#### Information provided:

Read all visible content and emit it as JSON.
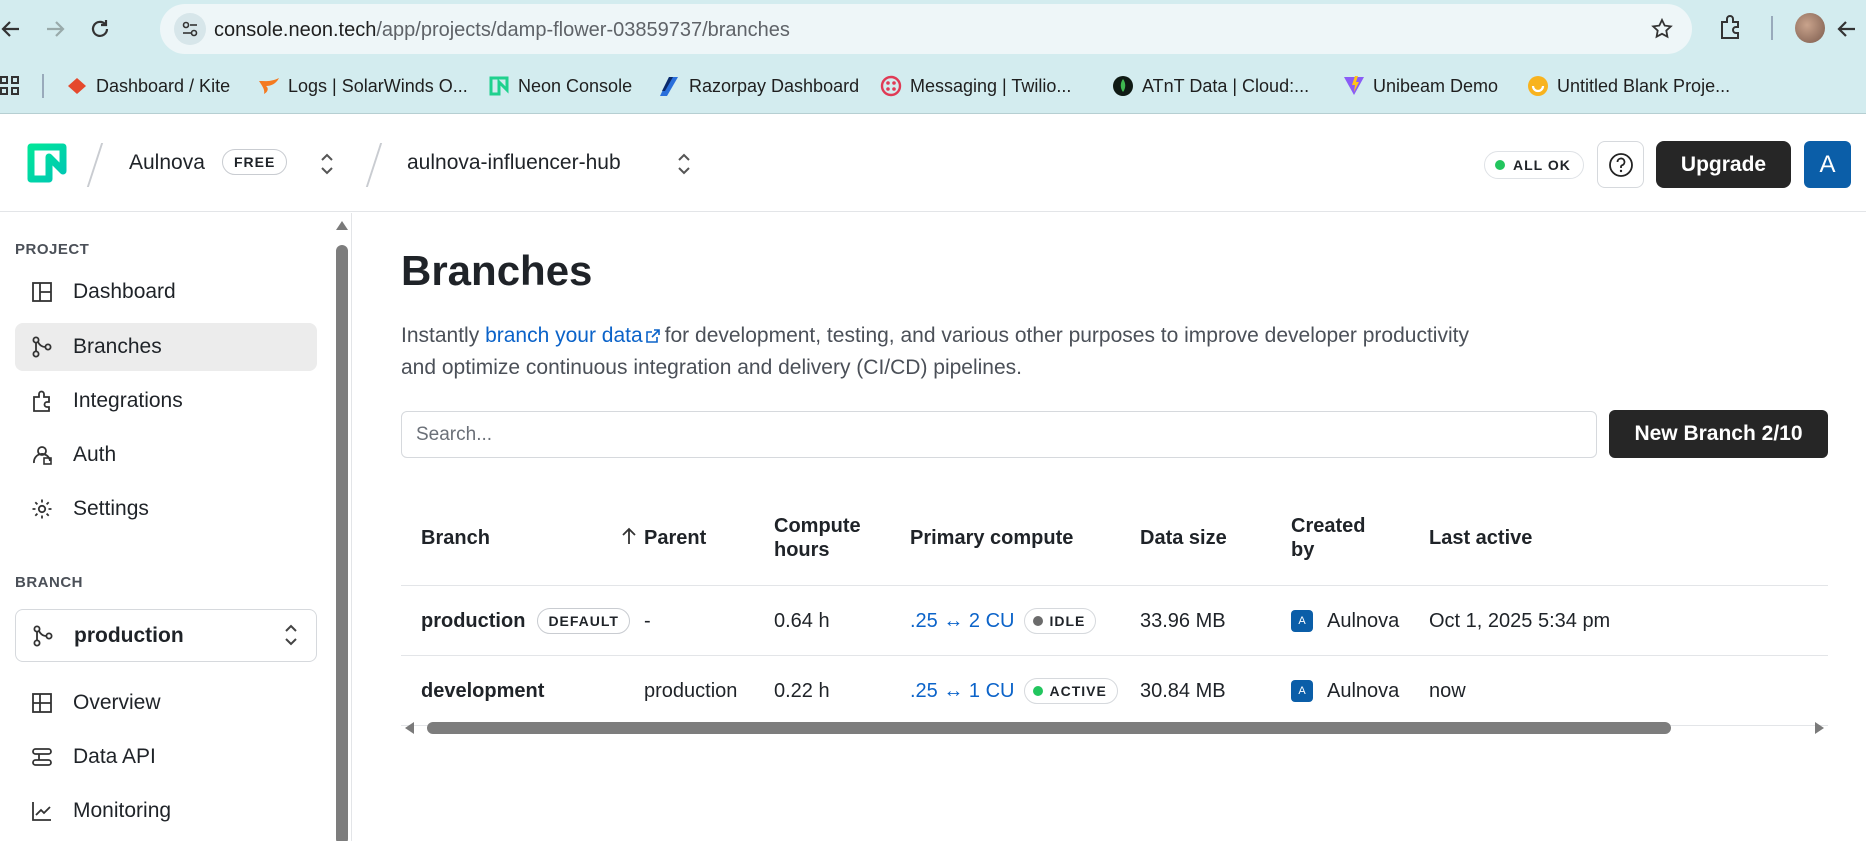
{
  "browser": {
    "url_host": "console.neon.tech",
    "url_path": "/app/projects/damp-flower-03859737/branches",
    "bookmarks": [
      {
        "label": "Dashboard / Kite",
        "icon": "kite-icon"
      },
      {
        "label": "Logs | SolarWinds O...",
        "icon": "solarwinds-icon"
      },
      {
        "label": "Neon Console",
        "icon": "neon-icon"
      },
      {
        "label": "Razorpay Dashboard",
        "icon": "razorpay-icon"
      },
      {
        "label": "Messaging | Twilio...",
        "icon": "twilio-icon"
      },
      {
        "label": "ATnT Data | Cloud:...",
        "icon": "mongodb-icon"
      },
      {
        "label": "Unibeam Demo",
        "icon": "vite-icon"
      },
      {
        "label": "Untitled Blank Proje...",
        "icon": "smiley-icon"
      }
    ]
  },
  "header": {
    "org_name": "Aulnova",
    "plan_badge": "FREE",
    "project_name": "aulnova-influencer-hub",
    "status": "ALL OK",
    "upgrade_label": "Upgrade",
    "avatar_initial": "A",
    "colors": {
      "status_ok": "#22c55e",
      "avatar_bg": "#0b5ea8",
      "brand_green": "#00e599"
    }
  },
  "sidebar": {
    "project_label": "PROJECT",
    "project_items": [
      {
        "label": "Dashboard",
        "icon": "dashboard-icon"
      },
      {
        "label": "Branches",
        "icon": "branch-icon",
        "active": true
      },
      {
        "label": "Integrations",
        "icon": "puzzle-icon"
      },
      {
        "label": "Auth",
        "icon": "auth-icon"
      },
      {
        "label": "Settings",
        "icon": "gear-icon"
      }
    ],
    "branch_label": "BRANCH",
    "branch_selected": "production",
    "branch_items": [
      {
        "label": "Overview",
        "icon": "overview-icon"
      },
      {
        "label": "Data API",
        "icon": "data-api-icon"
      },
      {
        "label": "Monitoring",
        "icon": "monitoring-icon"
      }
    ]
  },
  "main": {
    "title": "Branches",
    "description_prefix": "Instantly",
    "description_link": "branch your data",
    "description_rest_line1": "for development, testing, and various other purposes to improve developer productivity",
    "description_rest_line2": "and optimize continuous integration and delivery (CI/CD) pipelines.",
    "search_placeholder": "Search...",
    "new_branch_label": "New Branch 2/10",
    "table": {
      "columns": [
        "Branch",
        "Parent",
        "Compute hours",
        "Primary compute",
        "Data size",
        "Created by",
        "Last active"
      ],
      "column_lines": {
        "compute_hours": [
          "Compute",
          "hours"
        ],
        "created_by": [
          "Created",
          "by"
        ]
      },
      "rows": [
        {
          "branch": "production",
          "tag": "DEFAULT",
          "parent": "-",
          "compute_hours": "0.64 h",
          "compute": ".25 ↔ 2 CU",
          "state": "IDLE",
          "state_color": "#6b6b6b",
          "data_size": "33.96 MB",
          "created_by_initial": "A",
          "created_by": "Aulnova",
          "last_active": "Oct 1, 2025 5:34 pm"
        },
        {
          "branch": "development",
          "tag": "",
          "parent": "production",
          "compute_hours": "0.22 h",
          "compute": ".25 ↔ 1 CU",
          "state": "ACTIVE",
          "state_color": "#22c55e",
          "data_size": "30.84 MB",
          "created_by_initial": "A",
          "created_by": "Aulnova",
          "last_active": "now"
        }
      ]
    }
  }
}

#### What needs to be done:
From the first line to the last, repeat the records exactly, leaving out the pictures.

#### Task result:
Read all visible content and emit it as JSON.
{
  "browser": {
    "url_host": "console.neon.tech",
    "url_path": "/app/projects/damp-flower-03859737/branches",
    "bookmarks": [
      {
        "label": "Dashboard / Kite",
        "icon": "kite-icon"
      },
      {
        "label": "Logs | SolarWinds O...",
        "icon": "solarwinds-icon"
      },
      {
        "label": "Neon Console",
        "icon": "neon-icon"
      },
      {
        "label": "Razorpay Dashboard",
        "icon": "razorpay-icon"
      },
      {
        "label": "Messaging | Twilio...",
        "icon": "twilio-icon"
      },
      {
        "label": "ATnT Data | Cloud:...",
        "icon": "mongodb-icon"
      },
      {
        "label": "Unibeam Demo",
        "icon": "vite-icon"
      },
      {
        "label": "Untitled Blank Proje...",
        "icon": "smiley-icon"
      }
    ]
  },
  "header": {
    "org_name": "Aulnova",
    "plan_badge": "FREE",
    "project_name": "aulnova-influencer-hub",
    "status": "ALL OK",
    "upgrade_label": "Upgrade",
    "avatar_initial": "A",
    "colors": {
      "status_ok": "#22c55e",
      "avatar_bg": "#0b5ea8",
      "brand_green": "#00e599"
    }
  },
  "sidebar": {
    "project_label": "PROJECT",
    "project_items": [
      {
        "label": "Dashboard",
        "icon": "dashboard-icon"
      },
      {
        "label": "Branches",
        "icon": "branch-icon",
        "active": true
      },
      {
        "label": "Integrations",
        "icon": "puzzle-icon"
      },
      {
        "label": "Auth",
        "icon": "auth-icon"
      },
      {
        "label": "Settings",
        "icon": "gear-icon"
      }
    ],
    "branch_label": "BRANCH",
    "branch_selected": "production",
    "branch_items": [
      {
        "label": "Overview",
        "icon": "overview-icon"
      },
      {
        "label": "Data API",
        "icon": "data-api-icon"
      },
      {
        "label": "Monitoring",
        "icon": "monitoring-icon"
      }
    ]
  },
  "main": {
    "title": "Branches",
    "description_prefix": "Instantly",
    "description_link": "branch your data",
    "description_rest_line1": "for development, testing, and various other purposes to improve developer productivity",
    "description_rest_line2": "and optimize continuous integration and delivery (CI/CD) pipelines.",
    "search_placeholder": "Search...",
    "new_branch_label": "New Branch 2/10",
    "table": {
      "columns": [
        "Branch",
        "Parent",
        "Compute hours",
        "Primary compute",
        "Data size",
        "Created by",
        "Last active"
      ],
      "column_lines": {
        "compute_hours": [
          "Compute",
          "hours"
        ],
        "created_by": [
          "Created",
          "by"
        ]
      },
      "rows": [
        {
          "branch": "production",
          "tag": "DEFAULT",
          "parent": "-",
          "compute_hours": "0.64 h",
          "compute": ".25 ↔ 2 CU",
          "state": "IDLE",
          "state_color": "#6b6b6b",
          "data_size": "33.96 MB",
          "created_by_initial": "A",
          "created_by": "Aulnova",
          "last_active": "Oct 1, 2025 5:34 pm"
        },
        {
          "branch": "development",
          "tag": "",
          "parent": "production",
          "compute_hours": "0.22 h",
          "compute": ".25 ↔ 1 CU",
          "state": "ACTIVE",
          "state_color": "#22c55e",
          "data_size": "30.84 MB",
          "created_by_initial": "A",
          "created_by": "Aulnova",
          "last_active": "now"
        }
      ]
    }
  }
}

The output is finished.